  31. ^ "Horford, Hawks spoil Bryant's last game in Atlanta". NBA.com. December 4, 2015. Retrieved December 4, 2015. 
  32. ^ "Al Horford 2015-16 Game Log". Basketball-Reference.com. Retrieved July 9, 2016. 
  33. ^ "Hawks' Horford replaces injured Bosh in All-Star Game". NBA.com. February 12, 2016. Retrieved February 12, 2016. 
  34. ^ "Bazemore, Horford propel Hawks past Hornets". NBA.com. February 28, 2016. Retrieved February 28, 2016. 
  35. ^ Snow, Taylor C. (July 8, 2016). "Celtics Welcome Al Horford to Boston". NBA.com. Retrieved July 8, 2016. 
  36. ^ "Boston Celtics Sign Al Horford". NBA.com. July 8, 2016. Retrieved July 8, 2016. 
  37. ^ Snow, Taylor C. (July 8, 2016). "Al Horford, Celtics agree on deal; agent says 4 years, $113 million". ESPN.com. Retrieved October 28, 2016. 
  38. ^ "Thomas scores 25, Celtics fight off Nets 122-117". ESPN.com.

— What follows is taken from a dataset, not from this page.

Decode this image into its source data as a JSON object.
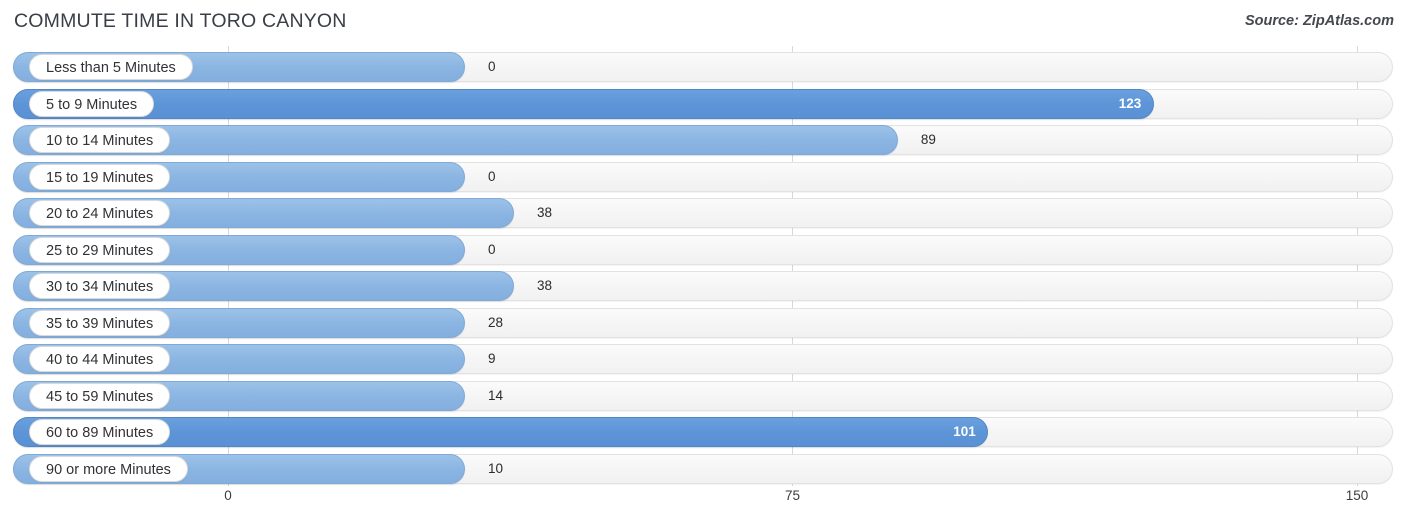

October 26, 2016. Retrieved October 27, 2016. 
  39. ^ "Thompson, Durant lead Warriors to 104-88 win over Celtics". ESPN.com. November 18, 2016. Retrieved November 20, 2016. 
  40. ^ "Celtics win in Detroit on Horford's follow in final seconds". ESPN.com. November 19, 2016. Retrieved November 20, 2016. 
  41. ^ Brubaker, Bill (October 12, 1986). "The Strange, Tangled Journey of Tito Horford, Basketball Star". LATimes.com. Retrieved July 9, 2016. 
  42. ^ "Atlanta Hawks Player Preview: Al Horford". CBSLocal.com. October 26, 2013. Retrieved July 9, 2016. 
  43. ^ Bowers, Rachel G. (July 2, 2016). "Meet Al Horford, the newest Celtic". BostonGlobe.com. Retrieved July 9, 2016. 
  44. ^ Menze, David (February 24, 2015). "Al Horford and Wife Welcome First Child". SoaringDownSouth.com. Retrieved July 9, 2016. 
  45. ^ Berardini, César A. (January 14, 2008). "NBA Ballers: Chosen One Cover Athlete Announced". teamxbox.com. Archived from the original on January 16, 2008. Retrieved January 27, 2012. 

External links[edit]